Task details: For each line of the listing that includes the word "sins", show the whole line.

Recorded information:
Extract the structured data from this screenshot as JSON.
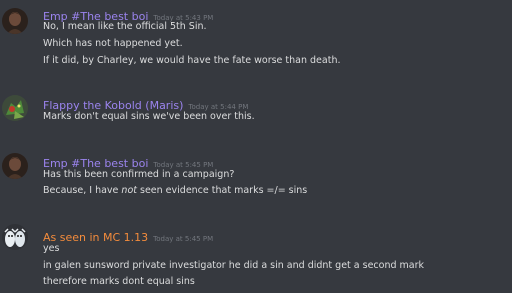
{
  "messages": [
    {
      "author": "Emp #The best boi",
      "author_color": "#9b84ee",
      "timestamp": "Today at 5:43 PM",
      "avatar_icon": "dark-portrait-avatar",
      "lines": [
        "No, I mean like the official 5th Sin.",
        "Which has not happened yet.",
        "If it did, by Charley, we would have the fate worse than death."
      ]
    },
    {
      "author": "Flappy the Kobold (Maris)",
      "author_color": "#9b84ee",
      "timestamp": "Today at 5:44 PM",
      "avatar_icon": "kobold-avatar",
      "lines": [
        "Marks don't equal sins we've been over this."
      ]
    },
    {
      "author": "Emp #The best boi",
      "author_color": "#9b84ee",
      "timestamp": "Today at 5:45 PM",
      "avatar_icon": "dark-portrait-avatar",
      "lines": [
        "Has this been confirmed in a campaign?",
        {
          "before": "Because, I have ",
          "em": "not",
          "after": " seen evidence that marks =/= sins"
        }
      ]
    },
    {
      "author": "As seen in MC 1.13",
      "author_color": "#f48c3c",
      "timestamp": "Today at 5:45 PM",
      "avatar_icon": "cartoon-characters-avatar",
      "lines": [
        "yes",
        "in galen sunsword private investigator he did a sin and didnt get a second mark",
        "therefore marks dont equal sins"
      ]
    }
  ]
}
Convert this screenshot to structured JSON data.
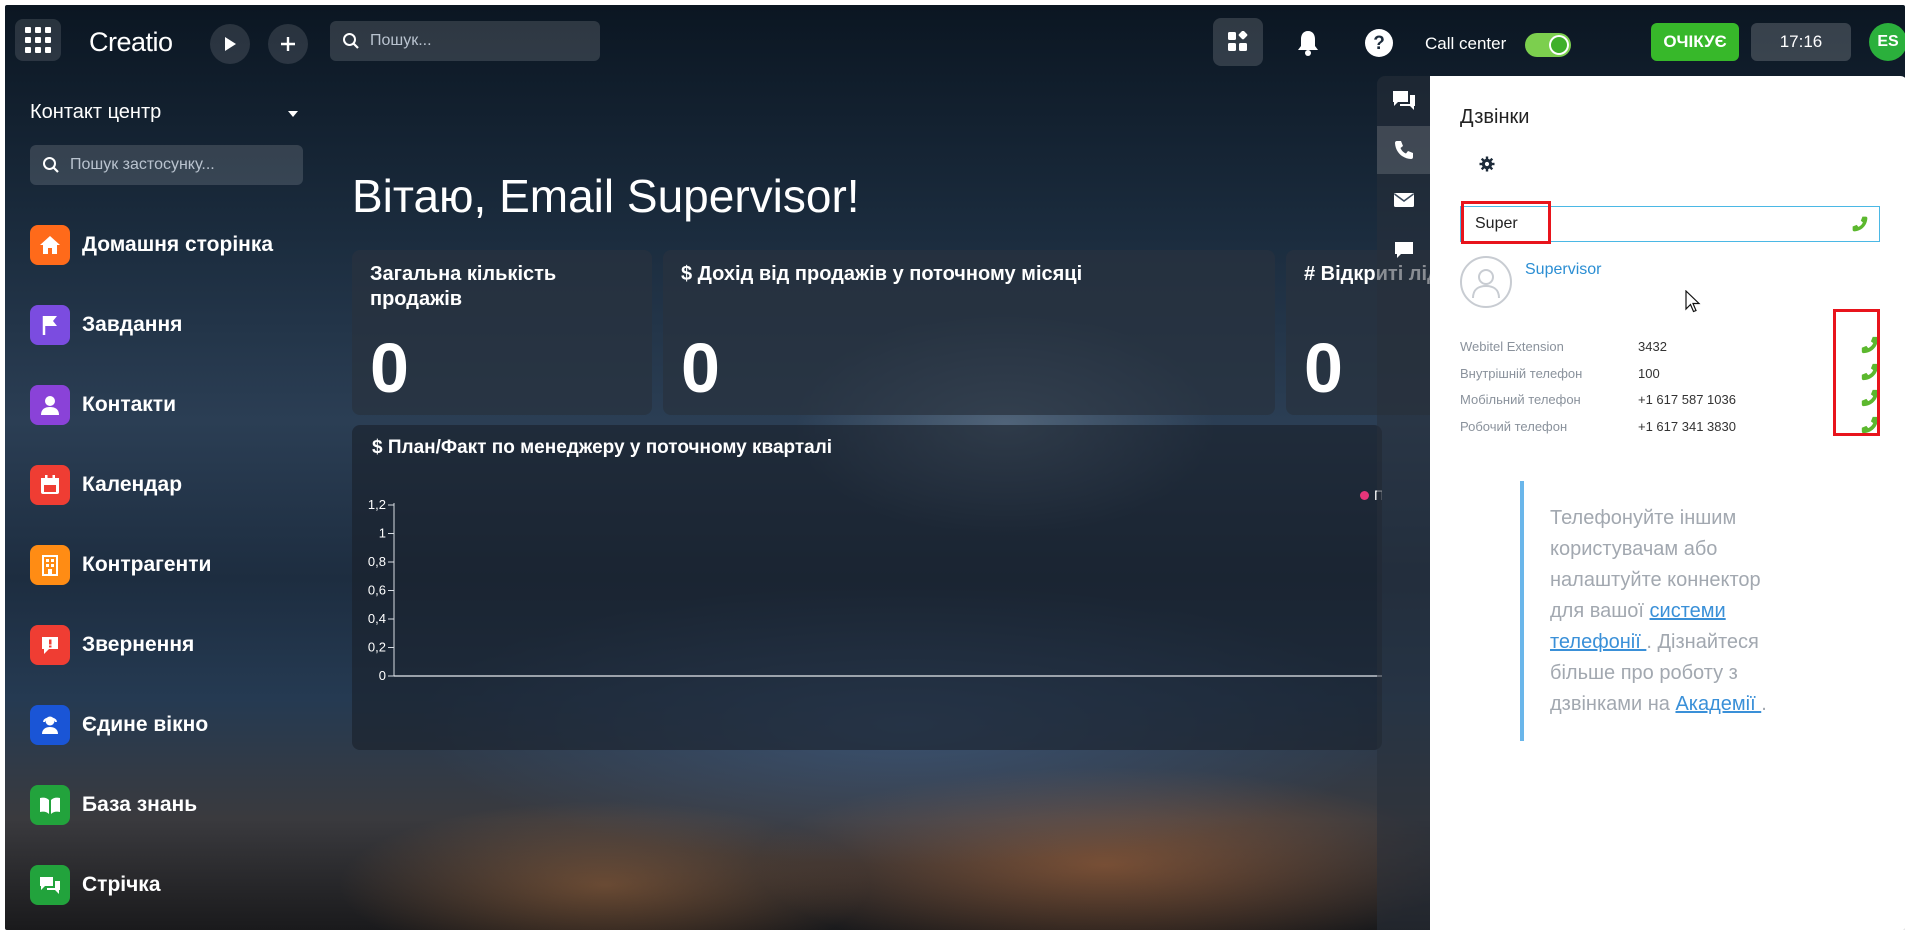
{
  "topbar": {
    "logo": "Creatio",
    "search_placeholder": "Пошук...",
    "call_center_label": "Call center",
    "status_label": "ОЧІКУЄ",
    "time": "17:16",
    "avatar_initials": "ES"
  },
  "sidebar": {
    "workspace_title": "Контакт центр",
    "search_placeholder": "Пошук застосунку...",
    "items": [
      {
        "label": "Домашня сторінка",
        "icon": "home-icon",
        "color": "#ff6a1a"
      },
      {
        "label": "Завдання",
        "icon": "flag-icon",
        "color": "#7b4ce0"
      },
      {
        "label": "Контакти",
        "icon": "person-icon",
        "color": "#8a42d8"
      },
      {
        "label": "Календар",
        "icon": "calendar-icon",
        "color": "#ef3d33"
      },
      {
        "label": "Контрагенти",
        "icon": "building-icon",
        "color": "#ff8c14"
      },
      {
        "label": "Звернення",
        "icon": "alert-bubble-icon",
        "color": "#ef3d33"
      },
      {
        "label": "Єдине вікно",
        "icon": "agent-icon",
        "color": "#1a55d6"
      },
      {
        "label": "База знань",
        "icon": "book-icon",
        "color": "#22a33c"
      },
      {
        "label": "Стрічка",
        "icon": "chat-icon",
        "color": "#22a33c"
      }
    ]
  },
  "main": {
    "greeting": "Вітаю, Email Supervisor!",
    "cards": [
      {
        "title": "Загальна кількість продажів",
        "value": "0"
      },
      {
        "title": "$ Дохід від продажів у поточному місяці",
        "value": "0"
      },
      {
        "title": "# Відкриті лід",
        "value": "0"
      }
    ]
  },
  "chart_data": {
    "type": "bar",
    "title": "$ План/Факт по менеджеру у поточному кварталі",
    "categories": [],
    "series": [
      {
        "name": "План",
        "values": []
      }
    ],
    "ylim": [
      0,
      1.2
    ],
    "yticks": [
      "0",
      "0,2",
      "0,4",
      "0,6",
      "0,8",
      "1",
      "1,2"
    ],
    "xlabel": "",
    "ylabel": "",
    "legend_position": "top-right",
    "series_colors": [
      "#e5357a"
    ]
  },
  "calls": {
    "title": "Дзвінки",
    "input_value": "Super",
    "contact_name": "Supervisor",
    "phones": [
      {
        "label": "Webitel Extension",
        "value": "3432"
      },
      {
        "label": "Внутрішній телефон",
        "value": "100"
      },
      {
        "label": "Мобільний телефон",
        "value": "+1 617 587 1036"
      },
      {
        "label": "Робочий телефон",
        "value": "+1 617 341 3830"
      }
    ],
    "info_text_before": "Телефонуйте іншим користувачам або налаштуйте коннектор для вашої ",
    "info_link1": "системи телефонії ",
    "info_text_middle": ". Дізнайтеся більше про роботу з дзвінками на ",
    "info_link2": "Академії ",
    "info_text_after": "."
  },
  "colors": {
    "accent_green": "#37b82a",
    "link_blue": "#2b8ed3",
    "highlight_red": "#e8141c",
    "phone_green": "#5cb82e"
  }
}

Written solution:
        "Marks don't equal sins we've been over this."
          "after": " seen evidence that marks =/= sins"
        "therefore marks dont equal sins"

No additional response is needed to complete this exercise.